## EXERCISE:
Look for the word "kind" in the entries and copy every line where it shows up.

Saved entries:

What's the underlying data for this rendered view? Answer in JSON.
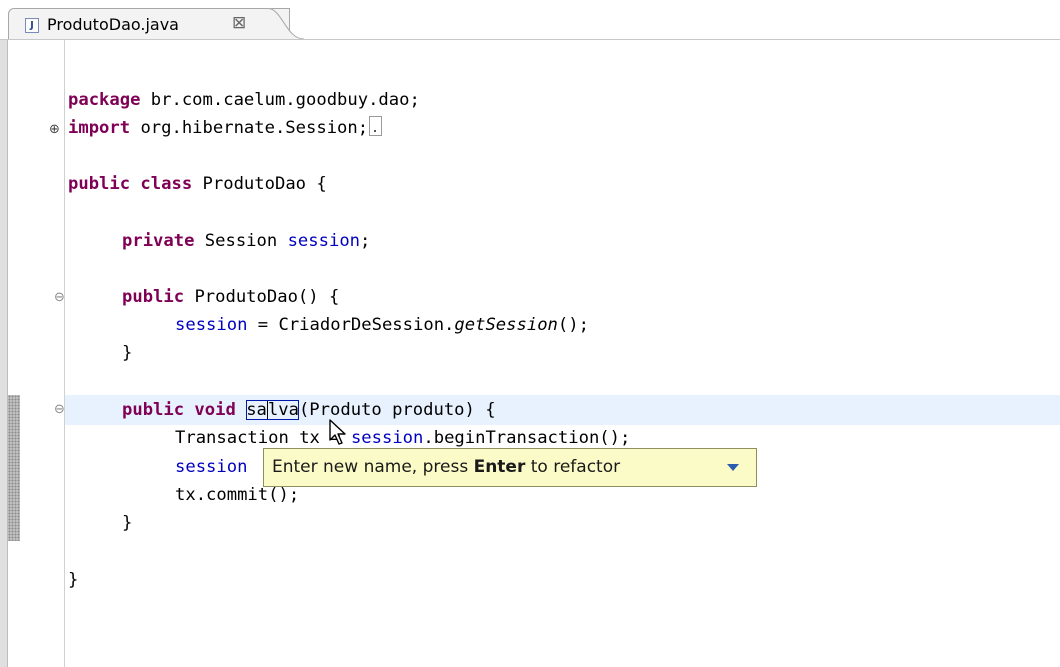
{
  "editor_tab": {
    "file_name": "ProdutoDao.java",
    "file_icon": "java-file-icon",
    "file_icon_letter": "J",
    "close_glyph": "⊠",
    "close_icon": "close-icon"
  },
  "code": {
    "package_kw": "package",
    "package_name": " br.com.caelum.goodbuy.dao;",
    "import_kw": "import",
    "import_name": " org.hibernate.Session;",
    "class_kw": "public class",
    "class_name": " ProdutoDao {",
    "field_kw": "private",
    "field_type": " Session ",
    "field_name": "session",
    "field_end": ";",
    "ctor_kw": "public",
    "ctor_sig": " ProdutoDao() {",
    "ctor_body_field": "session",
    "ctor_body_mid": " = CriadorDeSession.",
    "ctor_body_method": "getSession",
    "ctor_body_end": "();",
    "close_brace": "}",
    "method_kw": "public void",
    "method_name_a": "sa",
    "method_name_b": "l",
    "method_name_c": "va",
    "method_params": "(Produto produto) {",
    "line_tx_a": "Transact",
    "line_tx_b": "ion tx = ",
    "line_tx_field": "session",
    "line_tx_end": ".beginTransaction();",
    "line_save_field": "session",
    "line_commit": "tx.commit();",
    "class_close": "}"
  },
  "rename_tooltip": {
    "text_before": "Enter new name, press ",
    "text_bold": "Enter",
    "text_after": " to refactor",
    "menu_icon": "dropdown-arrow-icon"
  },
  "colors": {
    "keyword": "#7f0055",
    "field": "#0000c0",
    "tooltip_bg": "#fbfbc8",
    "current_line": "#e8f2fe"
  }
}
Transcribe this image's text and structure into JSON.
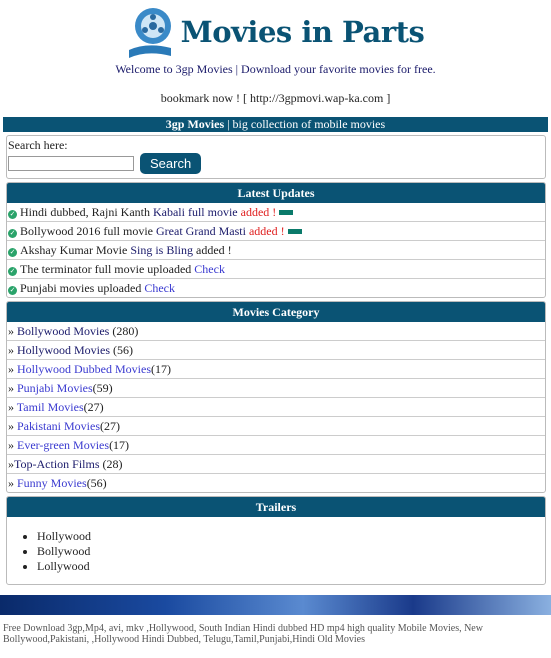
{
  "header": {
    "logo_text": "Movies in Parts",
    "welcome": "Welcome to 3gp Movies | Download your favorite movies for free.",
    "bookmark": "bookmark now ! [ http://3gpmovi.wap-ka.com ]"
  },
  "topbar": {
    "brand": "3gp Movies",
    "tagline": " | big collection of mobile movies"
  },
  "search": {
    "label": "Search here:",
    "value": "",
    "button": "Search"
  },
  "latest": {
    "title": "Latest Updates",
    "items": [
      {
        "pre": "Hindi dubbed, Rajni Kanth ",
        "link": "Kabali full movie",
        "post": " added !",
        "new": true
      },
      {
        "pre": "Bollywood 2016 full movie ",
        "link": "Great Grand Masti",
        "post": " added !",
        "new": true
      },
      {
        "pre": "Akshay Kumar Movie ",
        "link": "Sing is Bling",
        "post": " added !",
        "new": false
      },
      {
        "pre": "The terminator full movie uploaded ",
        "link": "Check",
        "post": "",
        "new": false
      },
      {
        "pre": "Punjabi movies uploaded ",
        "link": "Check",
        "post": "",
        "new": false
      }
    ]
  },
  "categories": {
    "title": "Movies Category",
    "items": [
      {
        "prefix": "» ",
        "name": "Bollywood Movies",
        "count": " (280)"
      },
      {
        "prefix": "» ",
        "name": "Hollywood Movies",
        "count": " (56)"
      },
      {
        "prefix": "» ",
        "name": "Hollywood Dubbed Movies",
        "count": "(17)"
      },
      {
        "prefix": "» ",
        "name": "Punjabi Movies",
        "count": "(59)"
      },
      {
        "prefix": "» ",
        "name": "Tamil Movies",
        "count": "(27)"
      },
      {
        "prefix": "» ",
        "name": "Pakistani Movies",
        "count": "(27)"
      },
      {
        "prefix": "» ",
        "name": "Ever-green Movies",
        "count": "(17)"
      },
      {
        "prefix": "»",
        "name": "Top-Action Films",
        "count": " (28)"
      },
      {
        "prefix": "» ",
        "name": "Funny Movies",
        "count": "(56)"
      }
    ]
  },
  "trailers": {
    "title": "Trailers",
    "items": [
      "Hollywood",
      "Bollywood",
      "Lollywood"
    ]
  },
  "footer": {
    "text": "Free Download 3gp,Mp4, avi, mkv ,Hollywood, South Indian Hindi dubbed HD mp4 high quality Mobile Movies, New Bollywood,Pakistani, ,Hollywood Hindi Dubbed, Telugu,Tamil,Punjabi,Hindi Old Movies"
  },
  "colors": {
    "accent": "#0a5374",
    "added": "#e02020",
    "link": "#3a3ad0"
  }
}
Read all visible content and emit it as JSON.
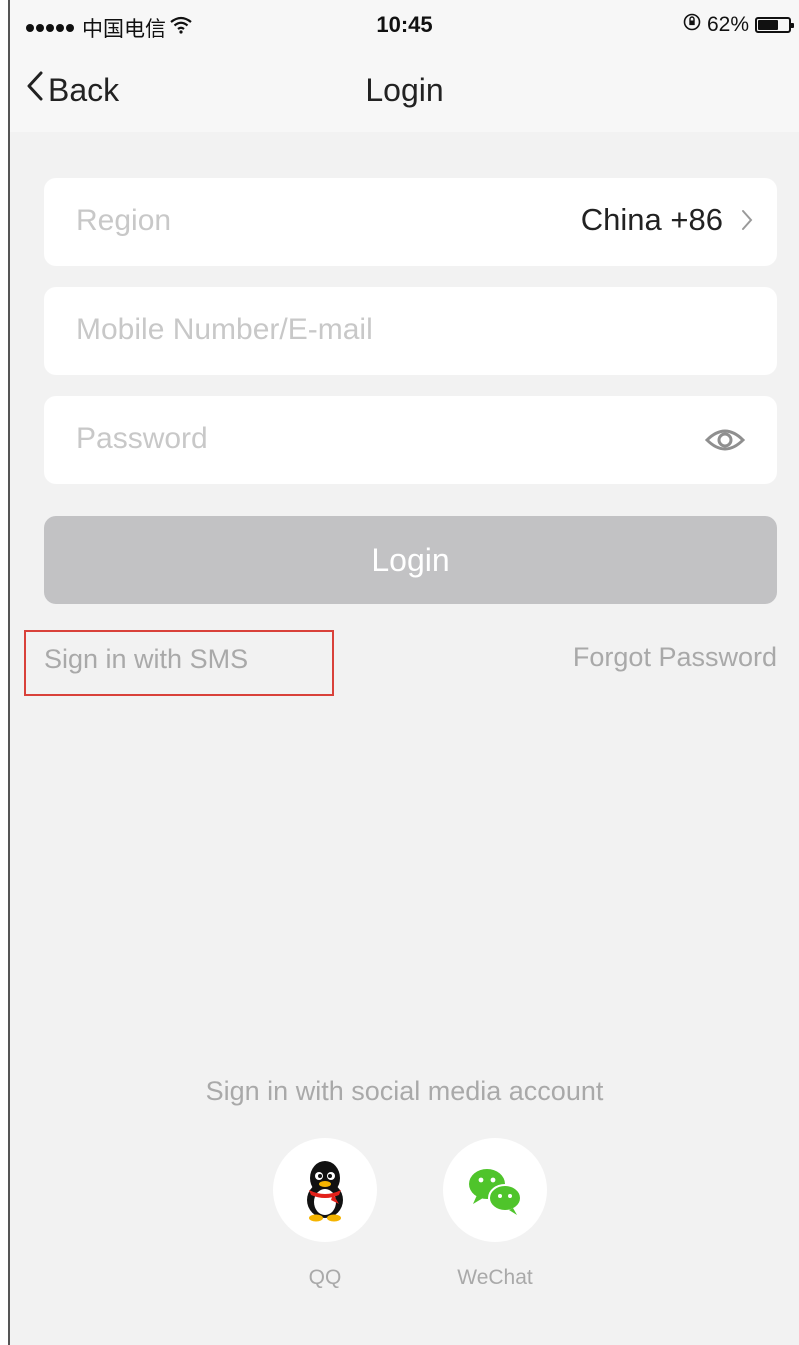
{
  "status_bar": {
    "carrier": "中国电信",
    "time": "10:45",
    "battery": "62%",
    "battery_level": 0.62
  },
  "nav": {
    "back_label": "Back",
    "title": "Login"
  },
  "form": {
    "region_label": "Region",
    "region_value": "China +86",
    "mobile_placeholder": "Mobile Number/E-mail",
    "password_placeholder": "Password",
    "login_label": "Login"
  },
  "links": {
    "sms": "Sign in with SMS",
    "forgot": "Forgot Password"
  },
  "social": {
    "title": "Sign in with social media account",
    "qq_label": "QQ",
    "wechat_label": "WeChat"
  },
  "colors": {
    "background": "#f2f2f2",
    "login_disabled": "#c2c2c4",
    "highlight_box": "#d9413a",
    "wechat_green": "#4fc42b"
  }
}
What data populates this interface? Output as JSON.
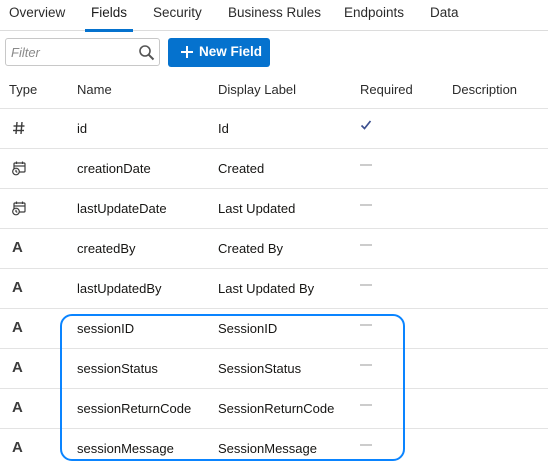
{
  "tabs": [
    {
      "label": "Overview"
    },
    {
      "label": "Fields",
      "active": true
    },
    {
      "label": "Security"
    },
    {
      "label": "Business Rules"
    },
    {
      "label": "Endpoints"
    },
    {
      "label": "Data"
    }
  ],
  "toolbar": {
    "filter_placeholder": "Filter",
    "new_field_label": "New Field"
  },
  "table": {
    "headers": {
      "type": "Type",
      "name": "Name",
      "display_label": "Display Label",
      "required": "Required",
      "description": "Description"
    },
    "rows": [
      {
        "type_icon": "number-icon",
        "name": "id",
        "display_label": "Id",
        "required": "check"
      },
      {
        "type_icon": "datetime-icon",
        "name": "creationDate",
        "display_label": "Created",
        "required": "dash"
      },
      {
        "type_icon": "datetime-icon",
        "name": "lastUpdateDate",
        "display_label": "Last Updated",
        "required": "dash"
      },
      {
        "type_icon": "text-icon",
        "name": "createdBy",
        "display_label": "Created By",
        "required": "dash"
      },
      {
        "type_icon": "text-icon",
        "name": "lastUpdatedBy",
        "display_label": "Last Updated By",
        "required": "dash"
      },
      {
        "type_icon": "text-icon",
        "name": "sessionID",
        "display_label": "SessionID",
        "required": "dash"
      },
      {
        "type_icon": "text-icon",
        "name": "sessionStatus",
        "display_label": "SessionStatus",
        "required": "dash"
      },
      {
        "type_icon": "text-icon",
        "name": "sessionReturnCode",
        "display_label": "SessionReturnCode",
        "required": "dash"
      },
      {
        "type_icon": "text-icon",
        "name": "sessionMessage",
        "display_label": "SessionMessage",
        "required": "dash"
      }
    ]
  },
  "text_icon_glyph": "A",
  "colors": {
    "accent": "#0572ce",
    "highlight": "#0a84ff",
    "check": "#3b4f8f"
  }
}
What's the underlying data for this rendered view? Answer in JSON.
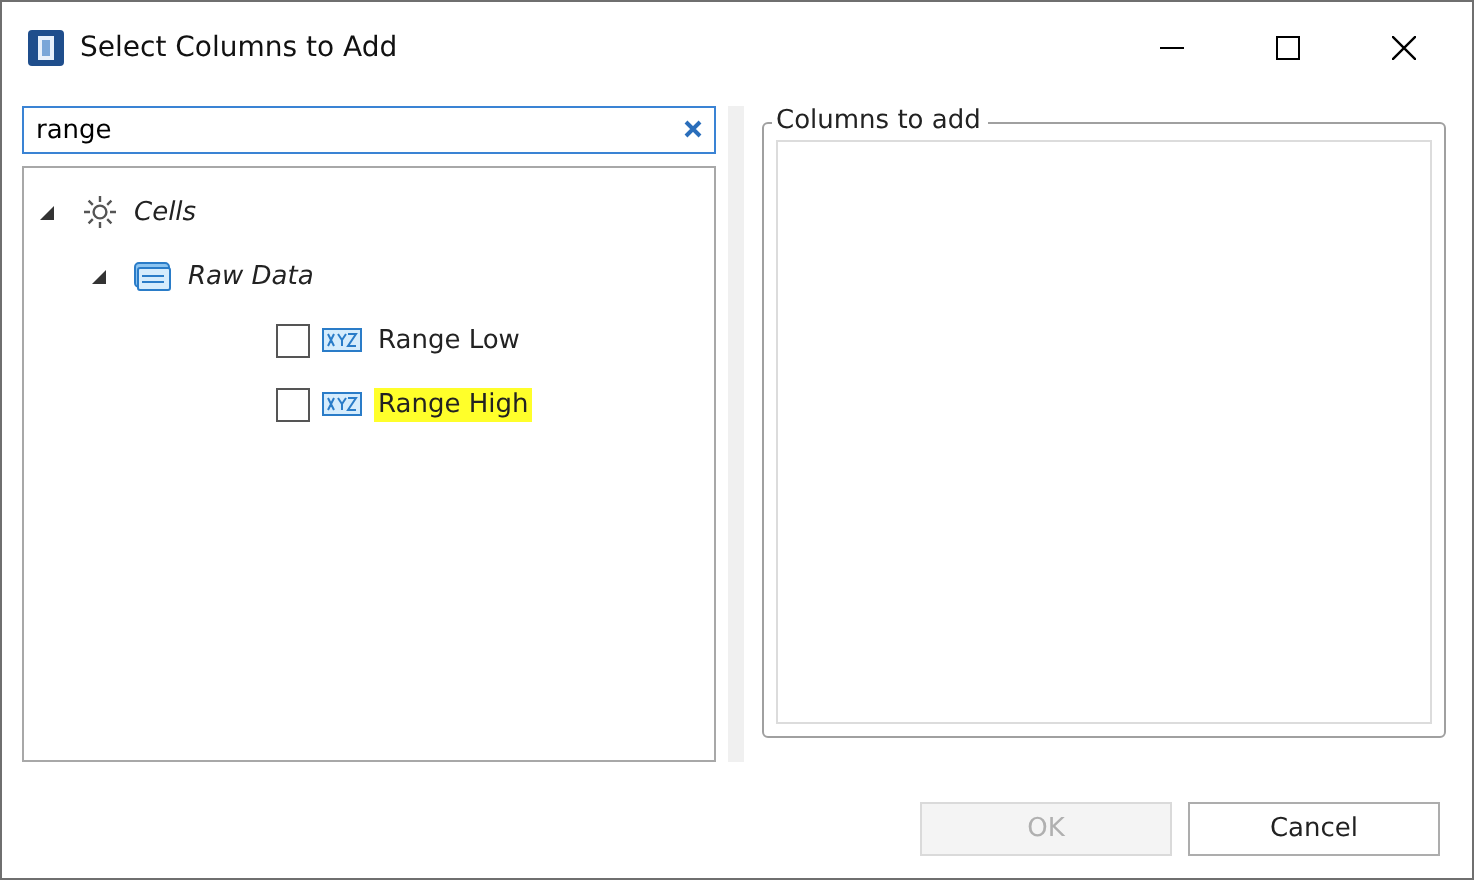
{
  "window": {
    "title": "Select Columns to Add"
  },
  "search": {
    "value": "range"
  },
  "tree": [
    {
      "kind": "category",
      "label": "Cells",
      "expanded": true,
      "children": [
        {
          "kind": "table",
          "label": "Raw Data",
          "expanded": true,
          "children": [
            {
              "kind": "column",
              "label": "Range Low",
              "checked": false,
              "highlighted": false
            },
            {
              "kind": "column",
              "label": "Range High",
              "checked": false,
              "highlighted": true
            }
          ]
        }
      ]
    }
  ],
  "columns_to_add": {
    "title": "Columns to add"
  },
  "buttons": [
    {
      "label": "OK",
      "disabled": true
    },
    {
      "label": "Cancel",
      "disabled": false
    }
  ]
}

## TASK SOLUTION:
      "kind": "category",
          "kind": "table",
              "kind": "column",
              "kind": "column",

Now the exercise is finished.